|The Three Stooges
Starring Sean Hayes, Will Sasso, Chris Diamantopoulos
I have to start by admitting I was never much of a Three Stooges fan. Growing up, I had my dad and uncles try and get me to watch it, but it just wasn't for me. So when I heard about a modernization of The Three Stooges, again, I wasn't all that excited. But I figured I would give it a shot. For the most part, I wasn't really entertained by this brand of comedy, but this film has a way of catching you off guard and surprising you with a great one liner (like one about the Kardashians) or creative comedic bit that'll make you laugh.
It really boils down to whether or not you're a Three Stooges fan, or enjoy slapstick, physical humor; there's not much else to be had here. And because it's really not my type of film is the reason for my 2/5 Abiding Dudes rating; if it was my type of movie, it would easily be a 3/5.
The film is technically broken up into three "episodes" that go along the same plot-line; we have our three Stooges, orphaned as infants and raised by nuns. While we get to see them as children, the real plot comes in when they're adults, where they are tasked with raising $830,000 to save the orphanage and all the kids living there. And, for a Stooges film, do you really need to know more about the plot? There's something about a sick kid and a plan to kill someone's husband in there somewhere.

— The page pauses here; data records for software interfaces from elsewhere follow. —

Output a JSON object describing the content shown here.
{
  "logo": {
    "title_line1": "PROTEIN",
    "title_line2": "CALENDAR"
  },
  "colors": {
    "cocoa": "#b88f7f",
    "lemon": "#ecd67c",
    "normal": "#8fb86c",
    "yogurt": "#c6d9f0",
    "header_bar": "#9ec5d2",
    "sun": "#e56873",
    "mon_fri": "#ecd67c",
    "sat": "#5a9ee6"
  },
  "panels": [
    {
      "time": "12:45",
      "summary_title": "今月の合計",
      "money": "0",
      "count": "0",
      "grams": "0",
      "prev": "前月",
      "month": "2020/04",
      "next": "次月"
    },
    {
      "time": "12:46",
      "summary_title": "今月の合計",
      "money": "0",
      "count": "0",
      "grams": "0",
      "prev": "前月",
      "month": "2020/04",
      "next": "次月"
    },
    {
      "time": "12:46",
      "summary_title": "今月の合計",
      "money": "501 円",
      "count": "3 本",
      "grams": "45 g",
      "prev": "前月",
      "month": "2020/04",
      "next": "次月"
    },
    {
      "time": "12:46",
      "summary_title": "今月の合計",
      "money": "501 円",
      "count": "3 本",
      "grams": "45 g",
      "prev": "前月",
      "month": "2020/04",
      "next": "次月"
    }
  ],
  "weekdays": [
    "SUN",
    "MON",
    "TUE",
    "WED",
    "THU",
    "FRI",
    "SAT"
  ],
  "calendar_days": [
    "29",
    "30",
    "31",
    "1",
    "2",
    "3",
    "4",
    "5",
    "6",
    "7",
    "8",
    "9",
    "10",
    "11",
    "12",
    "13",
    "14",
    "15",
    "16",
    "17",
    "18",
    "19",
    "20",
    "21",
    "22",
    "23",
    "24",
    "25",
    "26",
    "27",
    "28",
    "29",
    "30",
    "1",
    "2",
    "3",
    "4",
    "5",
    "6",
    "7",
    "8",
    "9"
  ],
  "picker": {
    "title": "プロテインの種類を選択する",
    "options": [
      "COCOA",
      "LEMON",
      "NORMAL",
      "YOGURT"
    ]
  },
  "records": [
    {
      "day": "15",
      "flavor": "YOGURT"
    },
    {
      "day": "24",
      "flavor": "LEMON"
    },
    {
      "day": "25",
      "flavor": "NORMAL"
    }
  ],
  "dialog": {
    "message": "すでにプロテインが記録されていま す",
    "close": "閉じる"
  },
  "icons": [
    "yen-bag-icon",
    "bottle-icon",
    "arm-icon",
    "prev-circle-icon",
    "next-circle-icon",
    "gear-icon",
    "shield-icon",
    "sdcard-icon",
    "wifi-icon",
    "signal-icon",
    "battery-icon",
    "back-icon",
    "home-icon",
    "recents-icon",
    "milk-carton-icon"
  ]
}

As far as the cast, I really can't find anything wrong. With Chris Diamantopoulos as Moe, Sean Hayes as Larry, and Will Sasso as Curly, they are almost identical in looks and mannerisms as the actors who were Stooges before them. The real gem is the supporting cast, with Jane Lynch as the Mother Superior of the orphanage, Sofia Vergara as Lydia, and Larry David as Sister Mary-Mengele (or Sister M&M), they really shine against this backdrop.
And, to be honest, the three kids that played Larry, Curly, and Moe as children were so charming that I could've watched a movie titled "The Three Young Stooges" and would have enjoyed it more. I was kinda disappointed when they grew up.
Bobby and Peter Farrelly do a very interesting job of bringing the Stooges into modern times; they don't sway from their slapstick origins, and the Stooges are just as clueless as they ever were. I've been watching a few of their older episodes, to see how they stack up against this movie. And it really seems like the Farrelly brothers did justice to the characters many people adore.
It's silly, never takes itself seriously except for brief moments, and Moe gets to fulfill a dream many of us have about showing up on a particular reality TV show and slapping around the cast. If you're a Stooges fan, or need a safe film to take the kids (that know it's really bad to hit someone with a sledge hammer or chainsaw) you can't go wrong here.
Otherwise, wait until it's part of a Three Stooges marathon on TV.